## GOAL OF THE EXERCISE
Please reproduce all entries word for word, leaving every image behind.

• • • • •

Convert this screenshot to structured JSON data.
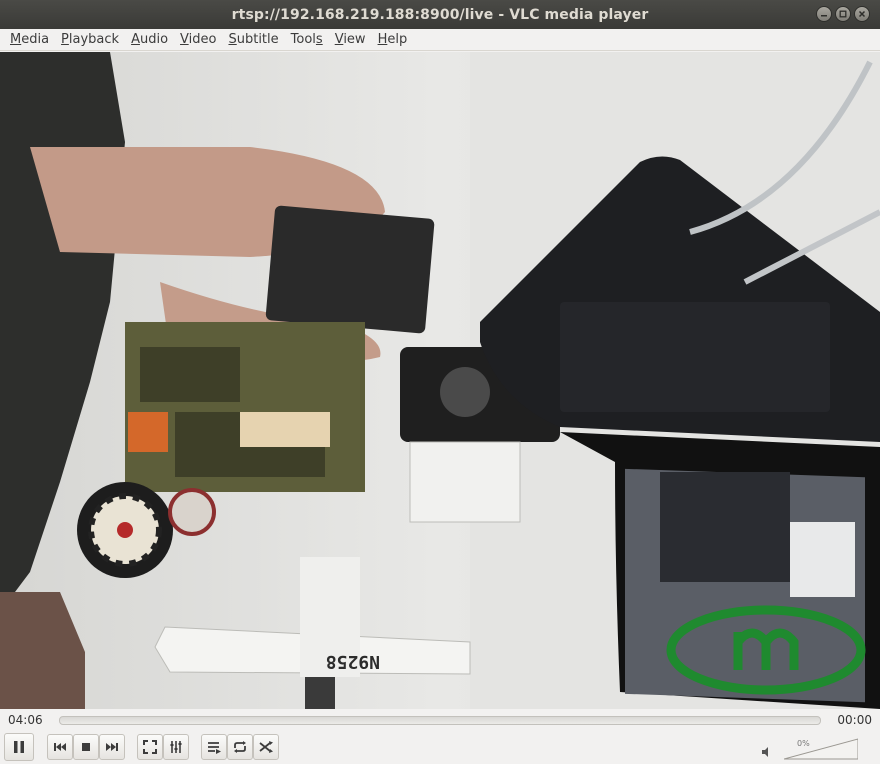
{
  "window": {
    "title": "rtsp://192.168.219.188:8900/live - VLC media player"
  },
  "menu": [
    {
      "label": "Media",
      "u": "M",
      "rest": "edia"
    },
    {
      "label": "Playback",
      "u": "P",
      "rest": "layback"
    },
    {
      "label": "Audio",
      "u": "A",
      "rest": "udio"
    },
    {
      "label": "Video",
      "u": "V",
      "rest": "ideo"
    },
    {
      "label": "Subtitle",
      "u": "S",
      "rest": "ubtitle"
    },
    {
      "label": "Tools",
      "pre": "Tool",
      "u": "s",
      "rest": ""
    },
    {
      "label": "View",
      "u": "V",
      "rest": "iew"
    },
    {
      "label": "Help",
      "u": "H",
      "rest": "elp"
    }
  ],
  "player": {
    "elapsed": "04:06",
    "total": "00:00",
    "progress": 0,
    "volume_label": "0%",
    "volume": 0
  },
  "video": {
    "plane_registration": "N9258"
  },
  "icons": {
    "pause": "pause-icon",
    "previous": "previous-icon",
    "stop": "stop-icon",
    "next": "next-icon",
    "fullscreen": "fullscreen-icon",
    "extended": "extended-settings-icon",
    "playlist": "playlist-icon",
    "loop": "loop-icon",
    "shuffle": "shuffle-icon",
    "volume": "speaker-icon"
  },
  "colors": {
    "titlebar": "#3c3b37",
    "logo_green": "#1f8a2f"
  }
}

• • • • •

## FINISHED TASK
Convert this screenshot to structured JSON data.
{
  "window": {
    "title": "rtsp://192.168.219.188:8900/live - VLC media player"
  },
  "menu": [
    {
      "label": "Media",
      "u": "M",
      "rest": "edia"
    },
    {
      "label": "Playback",
      "u": "P",
      "rest": "layback"
    },
    {
      "label": "Audio",
      "u": "A",
      "rest": "udio"
    },
    {
      "label": "Video",
      "u": "V",
      "rest": "ideo"
    },
    {
      "label": "Subtitle",
      "u": "S",
      "rest": "ubtitle"
    },
    {
      "label": "Tools",
      "pre": "Tool",
      "u": "s",
      "rest": ""
    },
    {
      "label": "View",
      "u": "V",
      "rest": "iew"
    },
    {
      "label": "Help",
      "u": "H",
      "rest": "elp"
    }
  ],
  "player": {
    "elapsed": "04:06",
    "total": "00:00",
    "progress": 0,
    "volume_label": "0%",
    "volume": 0
  },
  "video": {
    "plane_registration": "N9258"
  },
  "icons": {
    "pause": "pause-icon",
    "previous": "previous-icon",
    "stop": "stop-icon",
    "next": "next-icon",
    "fullscreen": "fullscreen-icon",
    "extended": "extended-settings-icon",
    "playlist": "playlist-icon",
    "loop": "loop-icon",
    "shuffle": "shuffle-icon",
    "volume": "speaker-icon"
  },
  "colors": {
    "titlebar": "#3c3b37",
    "logo_green": "#1f8a2f"
  }
}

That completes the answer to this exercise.